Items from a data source
= = = = =

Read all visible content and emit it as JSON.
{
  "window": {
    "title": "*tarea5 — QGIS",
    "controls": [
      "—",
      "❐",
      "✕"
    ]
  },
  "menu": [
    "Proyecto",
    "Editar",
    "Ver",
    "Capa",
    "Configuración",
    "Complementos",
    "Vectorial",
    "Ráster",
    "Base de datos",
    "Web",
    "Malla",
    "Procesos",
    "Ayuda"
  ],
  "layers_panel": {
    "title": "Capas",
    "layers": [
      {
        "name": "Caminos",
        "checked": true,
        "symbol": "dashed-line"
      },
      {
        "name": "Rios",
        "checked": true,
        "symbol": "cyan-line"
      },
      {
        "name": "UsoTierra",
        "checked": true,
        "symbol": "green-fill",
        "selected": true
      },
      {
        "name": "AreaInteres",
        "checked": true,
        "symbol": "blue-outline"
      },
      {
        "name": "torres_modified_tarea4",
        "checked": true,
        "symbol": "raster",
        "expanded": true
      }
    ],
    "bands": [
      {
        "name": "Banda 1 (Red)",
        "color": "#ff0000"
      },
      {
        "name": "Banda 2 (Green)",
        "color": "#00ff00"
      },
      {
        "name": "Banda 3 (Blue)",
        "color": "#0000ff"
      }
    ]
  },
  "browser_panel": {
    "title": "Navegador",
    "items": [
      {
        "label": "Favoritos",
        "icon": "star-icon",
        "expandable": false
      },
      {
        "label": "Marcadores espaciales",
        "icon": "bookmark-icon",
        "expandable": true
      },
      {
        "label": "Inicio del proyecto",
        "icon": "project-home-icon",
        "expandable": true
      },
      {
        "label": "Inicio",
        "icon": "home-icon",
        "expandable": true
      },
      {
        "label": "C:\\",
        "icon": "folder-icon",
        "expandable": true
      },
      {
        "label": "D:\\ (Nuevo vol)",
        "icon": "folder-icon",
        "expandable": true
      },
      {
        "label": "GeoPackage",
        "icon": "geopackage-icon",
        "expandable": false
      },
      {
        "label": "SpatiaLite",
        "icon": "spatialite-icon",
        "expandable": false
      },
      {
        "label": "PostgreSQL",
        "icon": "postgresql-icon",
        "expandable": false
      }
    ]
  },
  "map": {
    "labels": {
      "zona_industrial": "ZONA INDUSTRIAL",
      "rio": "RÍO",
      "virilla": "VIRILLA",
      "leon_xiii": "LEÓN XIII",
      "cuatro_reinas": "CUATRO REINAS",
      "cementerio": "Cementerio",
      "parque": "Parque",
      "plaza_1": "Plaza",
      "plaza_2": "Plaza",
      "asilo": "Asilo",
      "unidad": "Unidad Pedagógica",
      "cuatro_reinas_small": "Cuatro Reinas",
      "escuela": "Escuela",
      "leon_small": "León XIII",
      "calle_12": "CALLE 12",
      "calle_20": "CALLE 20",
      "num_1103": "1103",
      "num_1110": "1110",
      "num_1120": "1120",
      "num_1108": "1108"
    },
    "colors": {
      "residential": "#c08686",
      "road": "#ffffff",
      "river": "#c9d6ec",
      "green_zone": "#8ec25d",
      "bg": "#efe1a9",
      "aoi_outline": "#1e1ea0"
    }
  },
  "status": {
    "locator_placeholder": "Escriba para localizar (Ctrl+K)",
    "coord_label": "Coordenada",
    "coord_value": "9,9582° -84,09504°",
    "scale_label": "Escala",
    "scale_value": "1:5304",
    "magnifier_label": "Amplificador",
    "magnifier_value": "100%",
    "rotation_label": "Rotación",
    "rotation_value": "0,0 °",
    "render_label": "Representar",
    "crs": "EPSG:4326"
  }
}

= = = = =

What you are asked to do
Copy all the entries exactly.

Result of this exercise
Read all visible content and emit it as JSON.
{
  "window": {
    "title": "*tarea5 — QGIS",
    "controls": [
      "—",
      "❐",
      "✕"
    ]
  },
  "menu": [
    "Proyecto",
    "Editar",
    "Ver",
    "Capa",
    "Configuración",
    "Complementos",
    "Vectorial",
    "Ráster",
    "Base de datos",
    "Web",
    "Malla",
    "Procesos",
    "Ayuda"
  ],
  "layers_panel": {
    "title": "Capas",
    "layers": [
      {
        "name": "Caminos",
        "checked": true,
        "symbol": "dashed-line"
      },
      {
        "name": "Rios",
        "checked": true,
        "symbol": "cyan-line"
      },
      {
        "name": "UsoTierra",
        "checked": true,
        "symbol": "green-fill",
        "selected": true
      },
      {
        "name": "AreaInteres",
        "checked": true,
        "symbol": "blue-outline"
      },
      {
        "name": "torres_modified_tarea4",
        "checked": true,
        "symbol": "raster",
        "expanded": true
      }
    ],
    "bands": [
      {
        "name": "Banda 1 (Red)",
        "color": "#ff0000"
      },
      {
        "name": "Banda 2 (Green)",
        "color": "#00ff00"
      },
      {
        "name": "Banda 3 (Blue)",
        "color": "#0000ff"
      }
    ]
  },
  "browser_panel": {
    "title": "Navegador",
    "items": [
      {
        "label": "Favoritos",
        "icon": "star-icon",
        "expandable": false
      },
      {
        "label": "Marcadores espaciales",
        "icon": "bookmark-icon",
        "expandable": true
      },
      {
        "label": "Inicio del proyecto",
        "icon": "project-home-icon",
        "expandable": true
      },
      {
        "label": "Inicio",
        "icon": "home-icon",
        "expandable": true
      },
      {
        "label": "C:\\",
        "icon": "folder-icon",
        "expandable": true
      },
      {
        "label": "D:\\ (Nuevo vol)",
        "icon": "folder-icon",
        "expandable": true
      },
      {
        "label": "GeoPackage",
        "icon": "geopackage-icon",
        "expandable": false
      },
      {
        "label": "SpatiaLite",
        "icon": "spatialite-icon",
        "expandable": false
      },
      {
        "label": "PostgreSQL",
        "icon": "postgresql-icon",
        "expandable": false
      }
    ]
  },
  "map": {
    "labels": {
      "zona_industrial": "ZONA INDUSTRIAL",
      "rio": "RÍO",
      "virilla": "VIRILLA",
      "leon_xiii": "LEÓN XIII",
      "cuatro_reinas": "CUATRO REINAS",
      "cementerio": "Cementerio",
      "parque": "Parque",
      "plaza_1": "Plaza",
      "plaza_2": "Plaza",
      "asilo": "Asilo",
      "unidad": "Unidad Pedagógica",
      "cuatro_reinas_small": "Cuatro Reinas",
      "escuela": "Escuela",
      "leon_small": "León XIII",
      "calle_12": "CALLE 12",
      "calle_20": "CALLE 20",
      "num_1103": "1103",
      "num_1110": "1110",
      "num_1120": "1120",
      "num_1108": "1108"
    },
    "colors": {
      "residential": "#c08686",
      "road": "#ffffff",
      "river": "#c9d6ec",
      "green_zone": "#8ec25d",
      "bg": "#efe1a9",
      "aoi_outline": "#1e1ea0"
    }
  },
  "status": {
    "locator_placeholder": "Escriba para localizar (Ctrl+K)",
    "coord_label": "Coordenada",
    "coord_value": "9,9582° -84,09504°",
    "scale_label": "Escala",
    "scale_value": "1:5304",
    "magnifier_label": "Amplificador",
    "magnifier_value": "100%",
    "rotation_label": "Rotación",
    "rotation_value": "0,0 °",
    "render_label": "Representar",
    "crs": "EPSG:4326"
  }
}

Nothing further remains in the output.